From Zacks: Bitcoin is one of the most talked-about assets for the last one year, either for a good or bad reason. It was the hottest trade in 2017 but had a bad start to this year on overvaluation concerns, excessive red tape, several central bank warnings about the currency’s worthiness and reports of hacking on a cryptocurrency exchange.
In mid-June, bitcoin plunged to as low as $5848.26 from late December’s high of $19343.04, marking a decline of about 69.8%. However, this cryptocurrency rebounded lately to above $8000, representing a 40% jump in July, on hopes that the SEC could approve an ETF soon.
Renewed Prospects of ETF Launches
Bitwise Asset Management lately filed for an index fund that intends to follow the performance of a basket of the 10 largest cryptocurrencies. The product, namely the Bitwise HOLD 10 Cryptocurrency Index Fund, is likely to give exposure to about 80% of the market capitalization of the total cryptocurrency market.
The best part of this proposed fund is that it looks to offer a more diversified exposure than investing in a one particular coin. The index included bitcoin, ethereum, Ripple, bitcoin cash, Litecoin, Stellar Lumens, Dash, Monero, Zcashand Ethereum Classic as of June, per an article published on etf.com.
Recently, another money management firm VanEck made renewed efforts for a bitcoin exchange-traded product launch. In its third attempt, the company has collaborated with blockchain company SolidX. The plan is to make the product physical and not futures based. This means the product will hold actual bitcoin, which will be “insured against any loss or theft.”
How Far is SEC From an Approval?
Hopes were high about a probable bitcoin ETF debut this year since December 2017, when Cboe Global Markets launched three bitcoin futures contracts on the Cboe Futures Exchange. But SEC has so far been stringent on ETF launches.
SEC is worried about extreme price volatility in cryptocurrencies and liquidity in bitcoin-related funds.
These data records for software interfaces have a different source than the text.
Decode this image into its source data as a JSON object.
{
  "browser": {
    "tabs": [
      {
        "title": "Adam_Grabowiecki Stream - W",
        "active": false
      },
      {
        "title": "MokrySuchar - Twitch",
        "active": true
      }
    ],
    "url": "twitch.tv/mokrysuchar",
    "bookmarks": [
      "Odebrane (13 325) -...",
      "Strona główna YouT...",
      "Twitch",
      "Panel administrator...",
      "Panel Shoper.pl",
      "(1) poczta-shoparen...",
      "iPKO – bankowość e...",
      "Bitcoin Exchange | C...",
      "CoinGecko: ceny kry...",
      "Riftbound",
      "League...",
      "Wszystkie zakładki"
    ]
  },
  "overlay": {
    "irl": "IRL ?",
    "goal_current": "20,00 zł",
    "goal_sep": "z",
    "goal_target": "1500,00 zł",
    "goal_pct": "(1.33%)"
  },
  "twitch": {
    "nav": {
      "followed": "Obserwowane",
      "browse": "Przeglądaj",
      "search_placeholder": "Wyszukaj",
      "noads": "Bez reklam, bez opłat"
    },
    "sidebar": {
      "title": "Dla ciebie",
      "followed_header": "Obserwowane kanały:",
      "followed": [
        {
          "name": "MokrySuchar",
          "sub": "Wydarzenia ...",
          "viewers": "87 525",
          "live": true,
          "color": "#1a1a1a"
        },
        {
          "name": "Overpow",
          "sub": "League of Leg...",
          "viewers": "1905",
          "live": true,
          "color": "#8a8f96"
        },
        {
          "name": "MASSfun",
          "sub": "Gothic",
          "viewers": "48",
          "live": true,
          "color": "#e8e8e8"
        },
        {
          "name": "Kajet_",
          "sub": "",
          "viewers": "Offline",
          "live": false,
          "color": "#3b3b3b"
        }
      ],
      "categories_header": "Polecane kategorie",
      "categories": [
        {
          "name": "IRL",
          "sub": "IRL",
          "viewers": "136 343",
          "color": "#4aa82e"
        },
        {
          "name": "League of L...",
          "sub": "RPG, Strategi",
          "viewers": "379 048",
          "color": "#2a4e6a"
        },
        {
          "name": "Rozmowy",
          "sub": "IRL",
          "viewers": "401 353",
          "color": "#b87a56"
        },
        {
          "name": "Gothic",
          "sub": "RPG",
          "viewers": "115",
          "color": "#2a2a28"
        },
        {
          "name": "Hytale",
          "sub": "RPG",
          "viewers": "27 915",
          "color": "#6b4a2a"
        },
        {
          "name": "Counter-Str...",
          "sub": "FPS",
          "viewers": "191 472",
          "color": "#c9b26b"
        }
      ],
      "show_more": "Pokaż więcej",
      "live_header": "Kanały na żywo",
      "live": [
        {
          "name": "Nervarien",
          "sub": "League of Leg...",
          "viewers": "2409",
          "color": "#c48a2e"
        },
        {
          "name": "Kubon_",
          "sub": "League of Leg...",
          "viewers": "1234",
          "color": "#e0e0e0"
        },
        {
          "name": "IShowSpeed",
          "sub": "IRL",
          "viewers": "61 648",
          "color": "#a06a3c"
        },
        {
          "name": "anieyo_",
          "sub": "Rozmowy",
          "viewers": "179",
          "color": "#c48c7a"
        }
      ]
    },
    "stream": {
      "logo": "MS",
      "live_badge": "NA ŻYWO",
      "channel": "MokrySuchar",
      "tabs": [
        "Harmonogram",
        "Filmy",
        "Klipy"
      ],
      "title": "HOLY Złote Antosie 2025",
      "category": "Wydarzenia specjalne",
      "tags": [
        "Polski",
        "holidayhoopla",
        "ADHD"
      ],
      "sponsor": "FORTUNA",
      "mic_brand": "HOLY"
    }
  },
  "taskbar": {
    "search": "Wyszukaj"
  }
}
Several central banks issued warnings against it. South Korea, which makes up about 20% of global bitcoin trading, created a government department last week targeted at formulating policy initiatives around financial technology and cryptocurrencies.
All in all, things are still vague as the SEC said in June that it would require time until Aug 23 and Sep 15 to consider two rule changes, “regarding Bitcoin funds from ProShares and GraniteShares respectively — and said last week that it would need until Sep 21 to evaluate another change for several Direxion-branded ETFs,” if we go by an article published on Bloomberg.
Are There Any Bitcoin Investing ETF Alternatives Around?
There are Blockchain ETFs available in the market, namely Reality Shares Nasdaq NexGen Economy ETF (BLCN – Free Report) , Amplify Transformational Data Sharing ETF (BLOK – Free Report) and First Trust Indxx Innovative Transaction & Process ETF (LEGR – Free Report) . These funds look to track a portfolio of stocks from companies that are deemed to have strong exposure to blockchain technology development. But issuers are not allowed to use the word “blockchain” in the name (read: Forget Bitcoin, Bet on Blockchain With These New ETFs).
As per a source, “the blockchain in Bitcoin literally acts a ledger; it keeps track of the balances for all users and updates them as money changes hands.” So, if investors are not getting a bitcoin ETF now, they can definitely be in touch with the concept through blockchain ETFs.
This article is brought to you courtesy of Zacks Research.